RECORD EXTRACTS -
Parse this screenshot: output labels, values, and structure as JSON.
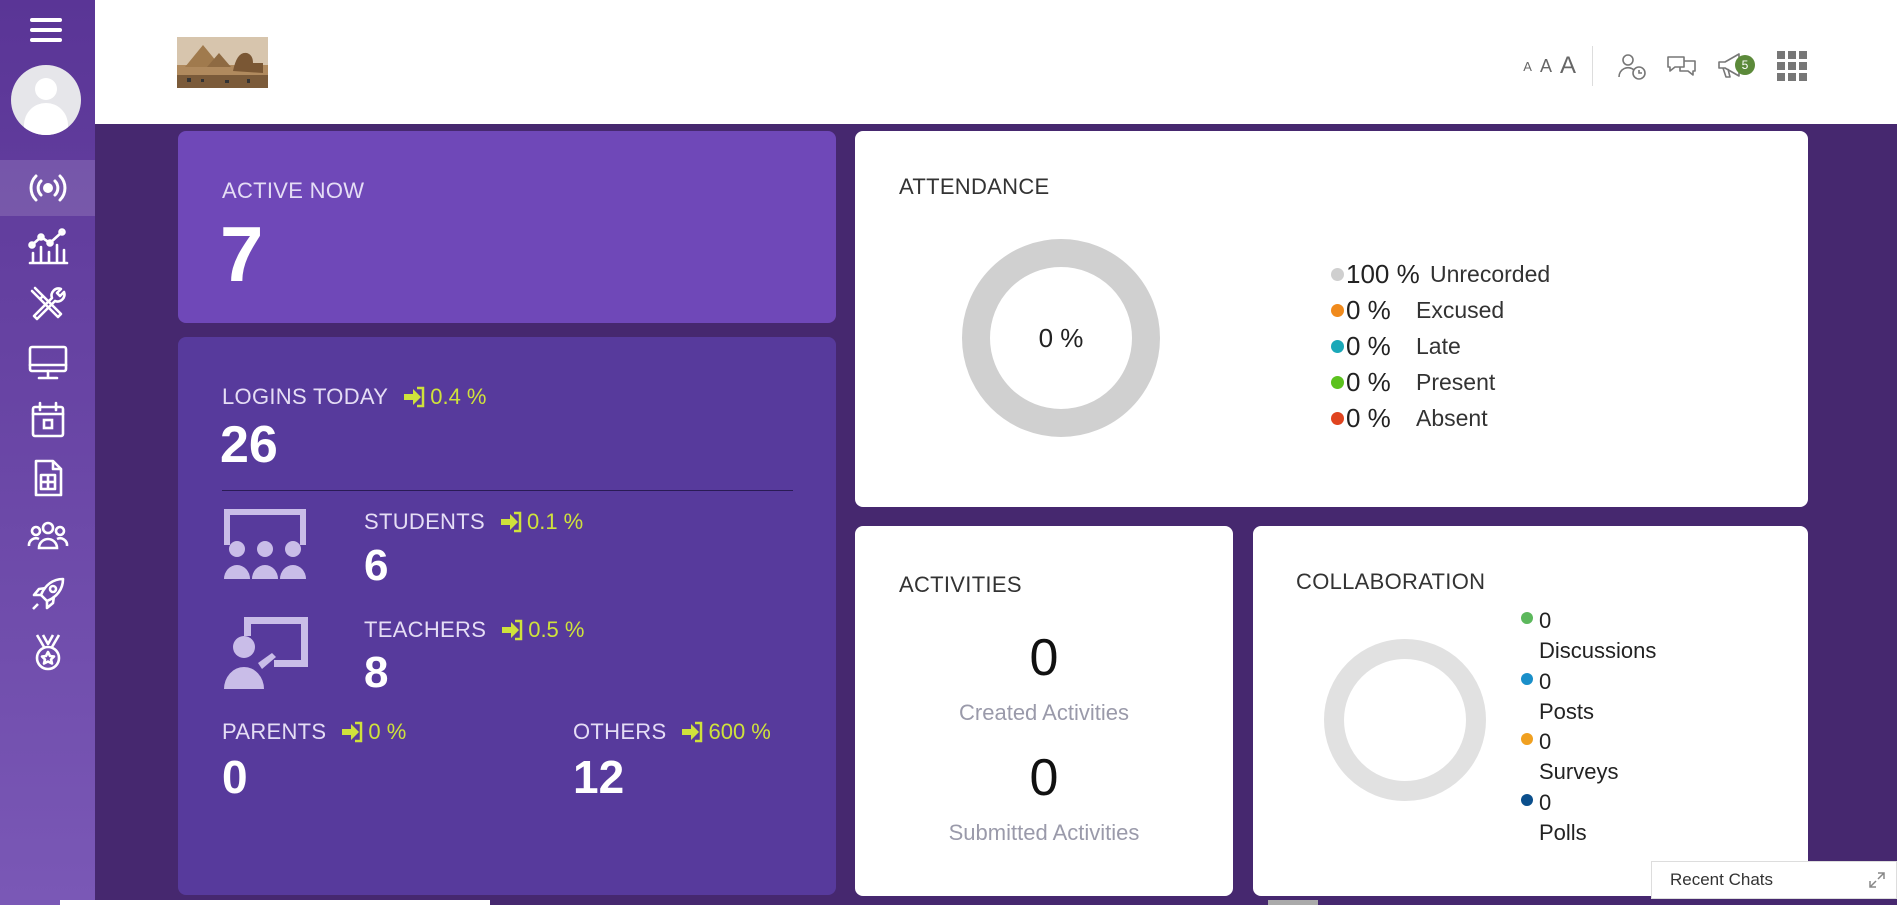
{
  "header": {
    "font_sizes": [
      "A",
      "A",
      "A"
    ],
    "notification_count": "5"
  },
  "sidebar": {
    "icons": [
      "broadcast-icon",
      "analytics-icon",
      "tools-icon",
      "monitor-icon",
      "calendar-icon",
      "spreadsheet-icon",
      "users-icon",
      "rocket-icon",
      "medal-icon"
    ]
  },
  "active_now": {
    "label": "ACTIVE NOW",
    "value": "7"
  },
  "logins_today": {
    "label": "LOGINS TODAY",
    "pct": "0.4 %",
    "value": "26",
    "students": {
      "label": "STUDENTS",
      "pct": "0.1 %",
      "value": "6"
    },
    "teachers": {
      "label": "TEACHERS",
      "pct": "0.5 %",
      "value": "8"
    },
    "parents": {
      "label": "PARENTS",
      "pct": "0 %",
      "value": "0"
    },
    "others": {
      "label": "OTHERS",
      "pct": "600 %",
      "value": "12"
    }
  },
  "attendance": {
    "title": "ATTENDANCE",
    "center": "0 %",
    "legend": [
      {
        "value": "100 %",
        "label": "Unrecorded",
        "color": "#cfcfcf"
      },
      {
        "value": "0 %",
        "label": "Excused",
        "color": "#f08a1c"
      },
      {
        "value": "0 %",
        "label": "Late",
        "color": "#1aa8b8"
      },
      {
        "value": "0 %",
        "label": "Present",
        "color": "#5cc21e"
      },
      {
        "value": "0 %",
        "label": "Absent",
        "color": "#e0441f"
      }
    ]
  },
  "activities": {
    "title": "ACTIVITIES",
    "created_value": "0",
    "created_label": "Created Activities",
    "submitted_value": "0",
    "submitted_label": "Submitted Activities"
  },
  "collaboration": {
    "title": "COLLABORATION",
    "items": [
      {
        "value": "0",
        "label": "Discussions",
        "color": "#5cb85c"
      },
      {
        "value": "0",
        "label": "Posts",
        "color": "#1a8fc9"
      },
      {
        "value": "0",
        "label": "Surveys",
        "color": "#f0a020"
      },
      {
        "value": "0",
        "label": "Polls",
        "color": "#0b4f8c"
      }
    ]
  },
  "recent_chats": {
    "label": "Recent Chats"
  }
}
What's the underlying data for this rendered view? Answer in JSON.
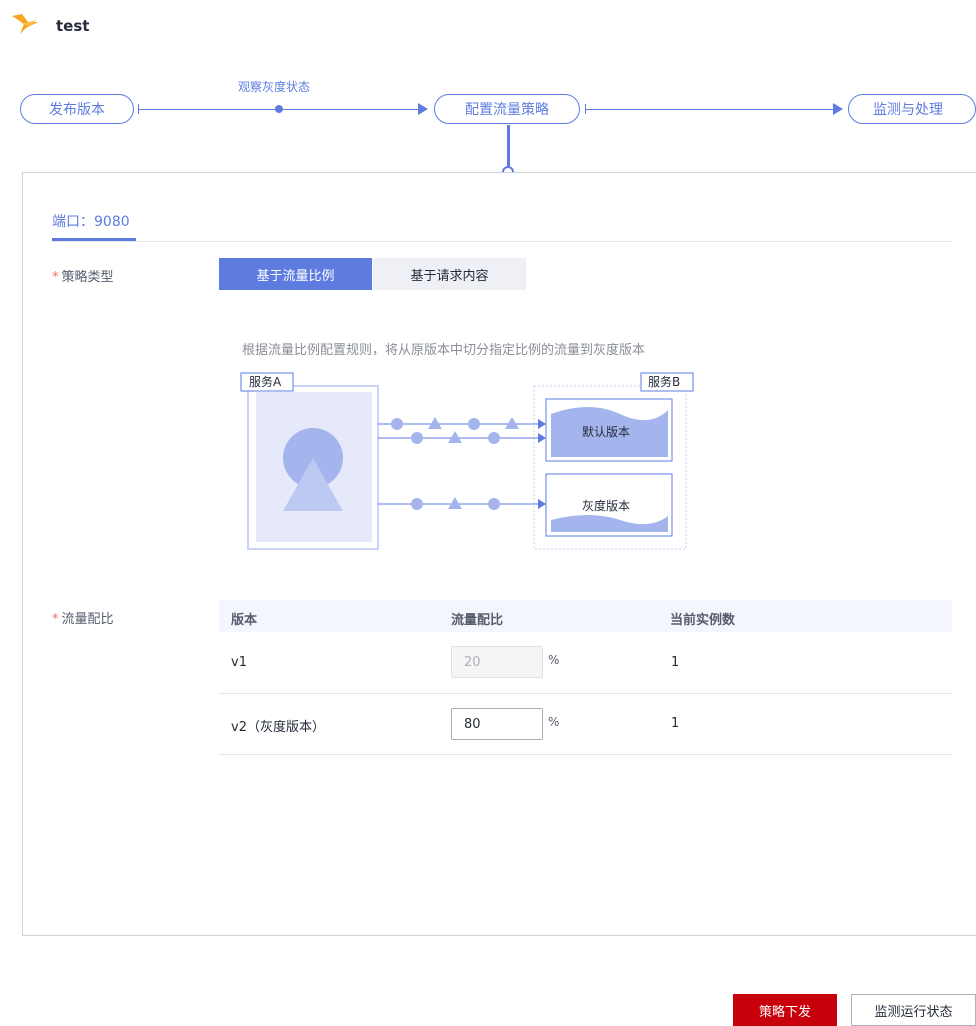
{
  "app": {
    "title": "test"
  },
  "flow": {
    "steps": [
      "发布版本",
      "配置流量策略",
      "监测与处理"
    ],
    "note": "观察灰度状态"
  },
  "panel": {
    "port_tab": "端口：9080",
    "strategy": {
      "label": "策略类型",
      "options": [
        "基于流量比例",
        "基于请求内容"
      ],
      "selected": "基于流量比例"
    },
    "description": "根据流量比例配置规则，将从原版本中切分指定比例的流量到灰度版本",
    "diagram": {
      "service_a": "服务A",
      "service_b": "服务B",
      "default_version": "默认版本",
      "gray_version": "灰度版本"
    },
    "traffic": {
      "label": "流量配比",
      "columns": [
        "版本",
        "流量配比",
        "当前实例数"
      ],
      "rows": [
        {
          "version": "v1",
          "ratio": "20",
          "unit": "%",
          "instances": "1",
          "disabled": true
        },
        {
          "version": "v2（灰度版本）",
          "ratio": "80",
          "unit": "%",
          "instances": "1",
          "disabled": false
        }
      ]
    }
  },
  "actions": {
    "submit": "策略下发",
    "monitor": "监测运行状态"
  },
  "colors": {
    "accent": "#5e7ce0",
    "danger": "#c7000b",
    "required": "#f66f6a",
    "logo": "#f6a623"
  }
}
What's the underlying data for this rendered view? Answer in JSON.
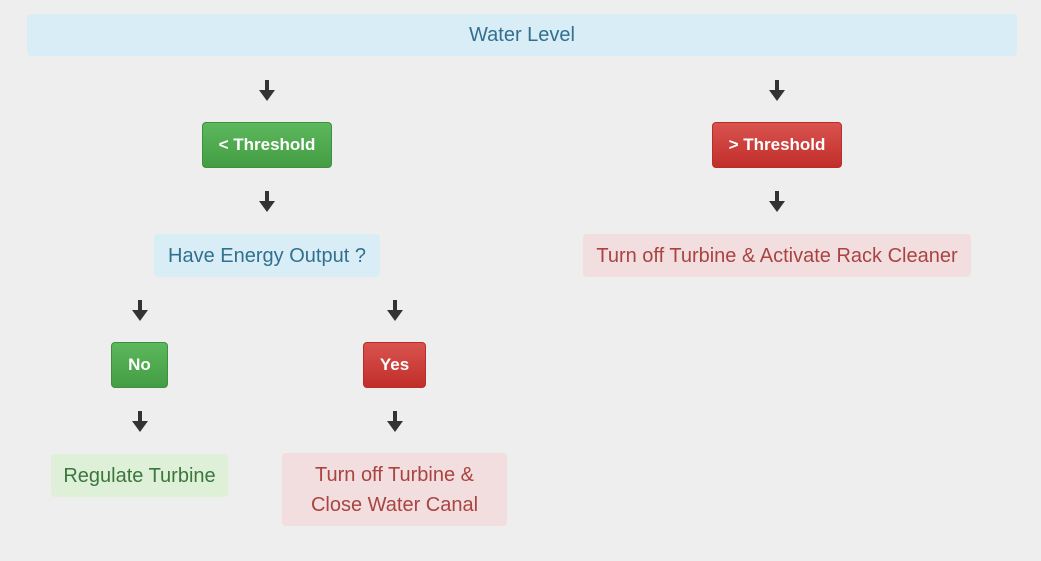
{
  "diagram": {
    "root": {
      "label": "Water Level"
    },
    "left_branch": {
      "condition_label": "< Threshold",
      "question_label": "Have Energy Output ?",
      "no": {
        "label": "No",
        "action": "Regulate Turbine"
      },
      "yes": {
        "label": "Yes",
        "action_line1": "Turn off Turbine &",
        "action_line2": "Close Water Canal"
      }
    },
    "right_branch": {
      "condition_label": "> Threshold",
      "action": "Turn off Turbine & Activate Rack Cleaner"
    }
  },
  "colors": {
    "background": "#eeeeee",
    "info_bg": "#d9edf7",
    "info_text": "#31708f",
    "success_button": "#5cb85c",
    "danger_button": "#d9534f",
    "success_bg": "#dff0d8",
    "success_text": "#3c763d",
    "danger_bg": "#f2dede",
    "danger_text": "#a94442",
    "arrow": "#333333"
  },
  "icons": {
    "arrow": "arrow-down-icon"
  }
}
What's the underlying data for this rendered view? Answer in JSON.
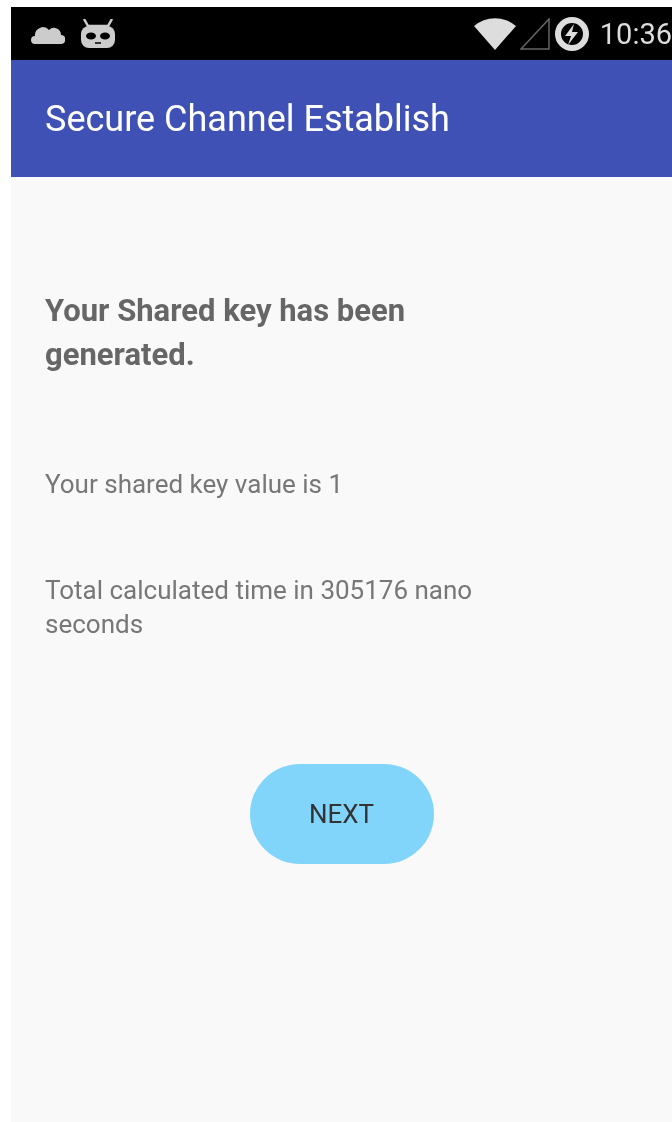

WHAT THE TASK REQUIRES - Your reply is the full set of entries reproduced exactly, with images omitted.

RESPONSE BOX -
Parse this screenshot: output labels, values, and structure as JSON.
{
  "header": {
    "font_sizes": [
      "A",
      "A",
      "A"
    ],
    "notification_count": "5"
  },
  "sidebar": {
    "icons": [
      "broadcast-icon",
      "analytics-icon",
      "tools-icon",
      "monitor-icon",
      "calendar-icon",
      "spreadsheet-icon",
      "users-icon",
      "rocket-icon",
      "medal-icon"
    ]
  },
  "active_now": {
    "label": "ACTIVE NOW",
    "value": "7"
  },
  "logins_today": {
    "label": "LOGINS TODAY",
    "pct": "0.4 %",
    "value": "26",
    "students": {
      "label": "STUDENTS",
      "pct": "0.1 %",
      "value": "6"
    },
    "teachers": {
      "label": "TEACHERS",
      "pct": "0.5 %",
      "value": "8"
    },
    "parents": {
      "label": "PARENTS",
      "pct": "0 %",
      "value": "0"
    },
    "others": {
      "label": "OTHERS",
      "pct": "600 %",
      "value": "12"
    }
  },
  "attendance": {
    "title": "ATTENDANCE",
    "center": "0 %",
    "legend": [
      {
        "value": "100 %",
        "label": "Unrecorded",
        "color": "#cfcfcf"
      },
      {
        "value": "0 %",
        "label": "Excused",
        "color": "#f08a1c"
      },
      {
        "value": "0 %",
        "label": "Late",
        "color": "#1aa8b8"
      },
      {
        "value": "0 %",
        "label": "Present",
        "color": "#5cc21e"
      },
      {
        "value": "0 %",
        "label": "Absent",
        "color": "#e0441f"
      }
    ]
  },
  "activities": {
    "title": "ACTIVITIES",
    "created_value": "0",
    "created_label": "Created Activities",
    "submitted_value": "0",
    "submitted_label": "Submitted Activities"
  },
  "collaboration": {
    "title": "COLLABORATION",
    "items": [
      {
        "value": "0",
        "label": "Discussions",
        "color": "#5cb85c"
      },
      {
        "value": "0",
        "label": "Posts",
        "color": "#1a8fc9"
      },
      {
        "value": "0",
        "label": "Surveys",
        "color": "#f0a020"
      },
      {
        "value": "0",
        "label": "Polls",
        "color": "#0b4f8c"
      }
    ]
  },
  "recent_chats": {
    "label": "Recent Chats"
  }
}
What's the underlying data for this rendered view? Answer in JSON.
{
  "app": {
    "title": "test"
  },
  "flow": {
    "steps": [
      "发布版本",
      "配置流量策略",
      "监测与处理"
    ],
    "note": "观察灰度状态"
  },
  "panel": {
    "port_tab": "端口：9080",
    "strategy": {
      "label": "策略类型",
      "options": [
        "基于流量比例",
        "基于请求内容"
      ],
      "selected": "基于流量比例"
    },
    "description": "根据流量比例配置规则，将从原版本中切分指定比例的流量到灰度版本",
    "diagram": {
      "service_a": "服务A",
      "service_b": "服务B",
      "default_version": "默认版本",
      "gray_version": "灰度版本"
    },
    "traffic": {
      "label": "流量配比",
      "columns": [
        "版本",
        "流量配比",
        "当前实例数"
      ],
      "rows": [
        {
          "version": "v1",
          "ratio": "20",
          "unit": "%",
          "instances": "1",
          "disabled": true
        },
        {
          "version": "v2（灰度版本）",
          "ratio": "80",
          "unit": "%",
          "instances": "1",
          "disabled": false
        }
      ]
    }
  },
  "actions": {
    "submit": "策略下发",
    "monitor": "监测运行状态"
  },
  "colors": {
    "accent": "#5e7ce0",
    "danger": "#c7000b",
    "required": "#f66f6a",
    "logo": "#f6a623"
  }
}
What's the underlying data for this rendered view? Answer in JSON.
{
  "diagram": {
    "root": {
      "label": "Water Level"
    },
    "left_branch": {
      "condition_label": "< Threshold",
      "question_label": "Have Energy Output ?",
      "no": {
        "label": "No",
        "action": "Regulate Turbine"
      },
      "yes": {
        "label": "Yes",
        "action_line1": "Turn off Turbine &",
        "action_line2": "Close Water Canal"
      }
    },
    "right_branch": {
      "condition_label": "> Threshold",
      "action": "Turn off Turbine & Activate Rack Cleaner"
    }
  },
  "colors": {
    "background": "#eeeeee",
    "info_bg": "#d9edf7",
    "info_text": "#31708f",
    "success_button": "#5cb85c",
    "danger_button": "#d9534f",
    "success_bg": "#dff0d8",
    "success_text": "#3c763d",
    "danger_bg": "#f2dede",
    "danger_text": "#a94442",
    "arrow": "#333333"
  },
  "icons": {
    "arrow": "arrow-down-icon"
  }
}
What's the underlying data for this rendered view? Answer in JSON.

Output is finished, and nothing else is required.